**WHAT YOU ARE ASKED TO DO:** Scan the records and identify every line in which the string "JSON" occurs, then return those lines.

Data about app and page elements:
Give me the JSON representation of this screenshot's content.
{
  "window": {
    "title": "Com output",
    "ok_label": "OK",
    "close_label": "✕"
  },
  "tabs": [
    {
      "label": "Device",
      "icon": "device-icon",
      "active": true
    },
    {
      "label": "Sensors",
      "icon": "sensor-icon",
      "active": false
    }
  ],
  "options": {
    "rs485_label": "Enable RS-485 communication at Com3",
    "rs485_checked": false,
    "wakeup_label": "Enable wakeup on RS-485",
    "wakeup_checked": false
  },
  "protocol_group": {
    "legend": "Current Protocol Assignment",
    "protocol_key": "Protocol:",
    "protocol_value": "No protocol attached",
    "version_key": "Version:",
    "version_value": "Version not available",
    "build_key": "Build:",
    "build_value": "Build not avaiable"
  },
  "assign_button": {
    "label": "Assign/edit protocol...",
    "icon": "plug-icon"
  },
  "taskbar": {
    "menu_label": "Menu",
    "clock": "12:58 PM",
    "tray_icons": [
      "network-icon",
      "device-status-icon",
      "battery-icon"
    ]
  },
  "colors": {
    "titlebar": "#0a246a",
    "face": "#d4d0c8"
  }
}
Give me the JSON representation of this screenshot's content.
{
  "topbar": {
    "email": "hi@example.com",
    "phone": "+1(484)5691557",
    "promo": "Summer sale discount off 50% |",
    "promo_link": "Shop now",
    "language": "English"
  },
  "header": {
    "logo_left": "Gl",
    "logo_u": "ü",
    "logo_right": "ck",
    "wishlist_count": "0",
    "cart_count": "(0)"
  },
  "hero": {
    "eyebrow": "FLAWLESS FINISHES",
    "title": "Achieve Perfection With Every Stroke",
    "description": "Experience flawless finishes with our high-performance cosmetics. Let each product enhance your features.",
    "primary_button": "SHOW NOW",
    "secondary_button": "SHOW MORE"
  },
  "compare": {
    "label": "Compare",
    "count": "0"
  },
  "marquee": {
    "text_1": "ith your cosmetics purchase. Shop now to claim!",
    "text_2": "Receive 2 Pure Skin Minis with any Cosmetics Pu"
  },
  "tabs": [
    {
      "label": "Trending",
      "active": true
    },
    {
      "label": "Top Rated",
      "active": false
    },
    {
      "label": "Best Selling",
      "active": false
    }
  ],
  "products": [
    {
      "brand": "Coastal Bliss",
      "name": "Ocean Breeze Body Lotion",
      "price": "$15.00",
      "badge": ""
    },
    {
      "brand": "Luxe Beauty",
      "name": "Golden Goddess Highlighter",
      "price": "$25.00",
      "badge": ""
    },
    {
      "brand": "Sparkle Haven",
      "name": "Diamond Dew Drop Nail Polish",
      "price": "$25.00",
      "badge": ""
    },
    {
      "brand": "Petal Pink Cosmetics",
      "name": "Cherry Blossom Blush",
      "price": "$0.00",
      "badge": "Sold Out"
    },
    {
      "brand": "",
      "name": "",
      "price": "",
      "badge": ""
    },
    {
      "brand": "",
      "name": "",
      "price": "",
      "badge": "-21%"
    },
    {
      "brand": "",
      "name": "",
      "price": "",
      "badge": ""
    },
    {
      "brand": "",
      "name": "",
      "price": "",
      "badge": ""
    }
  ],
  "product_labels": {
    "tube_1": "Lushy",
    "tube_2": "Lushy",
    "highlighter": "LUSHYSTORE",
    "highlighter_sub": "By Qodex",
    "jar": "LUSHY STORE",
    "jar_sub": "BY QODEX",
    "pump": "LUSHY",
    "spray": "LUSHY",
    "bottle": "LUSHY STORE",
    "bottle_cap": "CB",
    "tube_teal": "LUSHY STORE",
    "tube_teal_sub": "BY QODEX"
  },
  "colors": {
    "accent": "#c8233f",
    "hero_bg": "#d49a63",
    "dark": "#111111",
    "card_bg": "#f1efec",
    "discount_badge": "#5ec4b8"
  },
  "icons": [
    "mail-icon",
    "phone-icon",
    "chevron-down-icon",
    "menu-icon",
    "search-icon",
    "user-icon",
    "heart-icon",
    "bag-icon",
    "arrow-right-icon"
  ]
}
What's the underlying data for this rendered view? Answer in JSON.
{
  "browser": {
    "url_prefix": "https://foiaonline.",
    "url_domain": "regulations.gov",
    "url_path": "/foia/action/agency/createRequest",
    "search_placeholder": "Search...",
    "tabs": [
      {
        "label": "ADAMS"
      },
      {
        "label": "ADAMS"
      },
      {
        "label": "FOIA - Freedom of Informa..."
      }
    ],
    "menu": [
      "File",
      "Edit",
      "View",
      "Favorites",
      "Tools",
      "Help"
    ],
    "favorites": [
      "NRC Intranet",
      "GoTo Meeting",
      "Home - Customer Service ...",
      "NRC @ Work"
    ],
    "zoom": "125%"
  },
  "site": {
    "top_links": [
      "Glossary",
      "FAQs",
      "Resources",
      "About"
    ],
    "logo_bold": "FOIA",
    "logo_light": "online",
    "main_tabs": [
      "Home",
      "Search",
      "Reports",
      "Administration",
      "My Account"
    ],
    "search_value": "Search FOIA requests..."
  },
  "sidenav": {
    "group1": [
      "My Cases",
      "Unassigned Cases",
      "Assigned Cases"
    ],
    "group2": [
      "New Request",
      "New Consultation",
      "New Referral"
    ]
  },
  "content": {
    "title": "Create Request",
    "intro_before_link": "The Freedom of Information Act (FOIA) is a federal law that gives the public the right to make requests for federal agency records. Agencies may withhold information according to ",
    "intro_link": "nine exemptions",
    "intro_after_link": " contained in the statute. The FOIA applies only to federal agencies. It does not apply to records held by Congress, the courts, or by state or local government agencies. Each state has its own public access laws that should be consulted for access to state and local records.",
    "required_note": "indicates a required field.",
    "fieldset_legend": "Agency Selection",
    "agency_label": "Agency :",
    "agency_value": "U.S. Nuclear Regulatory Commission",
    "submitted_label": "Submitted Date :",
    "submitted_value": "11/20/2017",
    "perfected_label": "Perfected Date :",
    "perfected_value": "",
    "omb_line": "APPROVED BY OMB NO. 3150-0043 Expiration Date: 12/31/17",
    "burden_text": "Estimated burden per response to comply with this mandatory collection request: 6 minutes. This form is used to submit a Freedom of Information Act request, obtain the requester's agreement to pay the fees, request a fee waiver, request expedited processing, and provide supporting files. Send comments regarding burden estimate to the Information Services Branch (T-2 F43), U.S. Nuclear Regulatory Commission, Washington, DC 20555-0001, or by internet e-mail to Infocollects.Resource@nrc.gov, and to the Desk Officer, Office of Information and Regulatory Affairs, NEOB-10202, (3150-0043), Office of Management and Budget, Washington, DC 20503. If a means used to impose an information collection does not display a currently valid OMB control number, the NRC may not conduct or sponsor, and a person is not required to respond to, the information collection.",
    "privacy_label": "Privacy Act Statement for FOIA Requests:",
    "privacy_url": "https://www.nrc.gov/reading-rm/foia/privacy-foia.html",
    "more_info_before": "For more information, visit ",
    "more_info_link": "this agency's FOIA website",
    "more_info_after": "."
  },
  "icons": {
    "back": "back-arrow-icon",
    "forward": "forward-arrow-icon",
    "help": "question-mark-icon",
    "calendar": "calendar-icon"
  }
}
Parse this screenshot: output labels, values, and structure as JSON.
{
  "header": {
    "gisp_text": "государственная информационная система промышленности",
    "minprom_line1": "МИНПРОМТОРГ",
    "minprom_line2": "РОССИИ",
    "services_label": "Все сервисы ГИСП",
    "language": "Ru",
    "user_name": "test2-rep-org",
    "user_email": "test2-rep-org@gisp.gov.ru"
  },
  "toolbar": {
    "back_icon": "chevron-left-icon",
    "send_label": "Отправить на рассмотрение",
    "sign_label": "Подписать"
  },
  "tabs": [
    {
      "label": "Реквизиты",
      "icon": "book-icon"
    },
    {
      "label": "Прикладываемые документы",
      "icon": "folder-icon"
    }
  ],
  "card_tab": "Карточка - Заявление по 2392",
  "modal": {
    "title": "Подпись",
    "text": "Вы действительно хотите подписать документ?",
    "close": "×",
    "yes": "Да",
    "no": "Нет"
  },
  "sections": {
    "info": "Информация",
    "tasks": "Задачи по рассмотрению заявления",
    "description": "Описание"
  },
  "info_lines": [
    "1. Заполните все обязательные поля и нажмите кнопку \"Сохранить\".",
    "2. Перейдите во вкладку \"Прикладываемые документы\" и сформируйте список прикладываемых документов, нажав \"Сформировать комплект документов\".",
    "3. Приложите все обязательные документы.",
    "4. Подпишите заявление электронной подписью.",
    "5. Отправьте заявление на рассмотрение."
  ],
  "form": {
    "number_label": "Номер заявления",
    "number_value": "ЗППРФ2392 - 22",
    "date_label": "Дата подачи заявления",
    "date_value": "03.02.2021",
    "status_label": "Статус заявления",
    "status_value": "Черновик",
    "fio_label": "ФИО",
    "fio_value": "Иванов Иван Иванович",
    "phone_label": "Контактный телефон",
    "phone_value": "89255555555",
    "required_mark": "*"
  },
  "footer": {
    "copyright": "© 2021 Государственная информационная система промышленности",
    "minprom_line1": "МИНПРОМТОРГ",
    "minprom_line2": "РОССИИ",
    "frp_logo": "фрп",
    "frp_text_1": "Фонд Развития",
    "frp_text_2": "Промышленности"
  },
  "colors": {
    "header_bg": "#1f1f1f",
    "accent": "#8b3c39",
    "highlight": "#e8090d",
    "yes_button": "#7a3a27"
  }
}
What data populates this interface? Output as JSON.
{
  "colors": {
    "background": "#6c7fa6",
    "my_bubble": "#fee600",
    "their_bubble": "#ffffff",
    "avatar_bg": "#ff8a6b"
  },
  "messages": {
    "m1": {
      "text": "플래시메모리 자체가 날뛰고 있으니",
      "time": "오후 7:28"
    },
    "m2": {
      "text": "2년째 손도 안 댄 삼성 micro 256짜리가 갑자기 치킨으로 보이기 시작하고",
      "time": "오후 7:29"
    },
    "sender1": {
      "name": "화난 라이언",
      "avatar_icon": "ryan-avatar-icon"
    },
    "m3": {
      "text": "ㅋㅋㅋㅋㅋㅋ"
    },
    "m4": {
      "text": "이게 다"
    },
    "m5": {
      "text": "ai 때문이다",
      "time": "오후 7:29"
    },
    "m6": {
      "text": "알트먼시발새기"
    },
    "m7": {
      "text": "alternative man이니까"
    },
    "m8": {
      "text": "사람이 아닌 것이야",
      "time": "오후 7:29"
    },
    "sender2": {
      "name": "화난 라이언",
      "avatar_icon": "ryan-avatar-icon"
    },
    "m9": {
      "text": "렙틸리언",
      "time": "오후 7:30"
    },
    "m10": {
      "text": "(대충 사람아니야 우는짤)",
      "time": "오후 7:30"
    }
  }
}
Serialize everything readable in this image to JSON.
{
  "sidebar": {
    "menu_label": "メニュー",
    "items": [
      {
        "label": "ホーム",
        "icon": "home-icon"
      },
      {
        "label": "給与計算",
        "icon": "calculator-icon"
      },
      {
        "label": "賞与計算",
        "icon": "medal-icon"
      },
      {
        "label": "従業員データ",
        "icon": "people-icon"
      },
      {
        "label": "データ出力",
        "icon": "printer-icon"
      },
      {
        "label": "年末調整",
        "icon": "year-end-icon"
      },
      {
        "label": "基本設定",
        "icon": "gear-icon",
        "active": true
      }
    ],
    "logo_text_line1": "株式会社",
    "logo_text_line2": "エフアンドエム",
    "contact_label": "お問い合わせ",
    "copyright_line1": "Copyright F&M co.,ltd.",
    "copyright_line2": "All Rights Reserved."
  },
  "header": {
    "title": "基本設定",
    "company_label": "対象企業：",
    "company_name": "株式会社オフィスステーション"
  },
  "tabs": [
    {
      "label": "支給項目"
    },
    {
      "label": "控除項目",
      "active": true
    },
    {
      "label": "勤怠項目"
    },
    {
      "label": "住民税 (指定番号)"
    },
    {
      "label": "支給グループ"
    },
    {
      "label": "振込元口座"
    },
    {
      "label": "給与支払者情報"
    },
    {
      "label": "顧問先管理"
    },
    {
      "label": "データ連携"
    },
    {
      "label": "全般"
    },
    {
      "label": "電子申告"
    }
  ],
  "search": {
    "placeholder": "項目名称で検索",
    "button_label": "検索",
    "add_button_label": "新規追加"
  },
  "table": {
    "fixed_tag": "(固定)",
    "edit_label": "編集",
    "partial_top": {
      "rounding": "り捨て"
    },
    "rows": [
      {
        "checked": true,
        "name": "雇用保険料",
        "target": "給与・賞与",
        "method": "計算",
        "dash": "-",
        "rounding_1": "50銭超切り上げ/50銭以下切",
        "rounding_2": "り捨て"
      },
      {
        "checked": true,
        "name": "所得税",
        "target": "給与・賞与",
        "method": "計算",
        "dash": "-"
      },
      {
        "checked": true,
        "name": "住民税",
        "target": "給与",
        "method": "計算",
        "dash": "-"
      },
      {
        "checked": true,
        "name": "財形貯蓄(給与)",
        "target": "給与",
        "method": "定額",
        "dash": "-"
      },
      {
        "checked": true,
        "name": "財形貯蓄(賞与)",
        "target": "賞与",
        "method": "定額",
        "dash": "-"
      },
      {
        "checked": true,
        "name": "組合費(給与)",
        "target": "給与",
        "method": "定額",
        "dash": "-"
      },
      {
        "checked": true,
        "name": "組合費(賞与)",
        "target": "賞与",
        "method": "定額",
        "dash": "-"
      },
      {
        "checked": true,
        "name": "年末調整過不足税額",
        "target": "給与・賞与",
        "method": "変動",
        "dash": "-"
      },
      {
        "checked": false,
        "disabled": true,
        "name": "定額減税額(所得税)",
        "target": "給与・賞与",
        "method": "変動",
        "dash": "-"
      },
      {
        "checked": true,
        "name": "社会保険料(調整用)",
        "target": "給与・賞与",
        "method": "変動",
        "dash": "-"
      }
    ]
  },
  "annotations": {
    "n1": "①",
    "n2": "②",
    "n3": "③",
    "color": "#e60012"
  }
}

**REPLY TO THE TASK:**
Give me the JSON representation of this screenshot's content.
Give me the JSON representation of this screenshot's content.
What's the underlying data for this rendered view? Answer in JSON.
Parse this screenshot: output labels, values, and structure as JSON.
What data populates this interface? Output as JSON.
Serialize everything readable in this image to JSON.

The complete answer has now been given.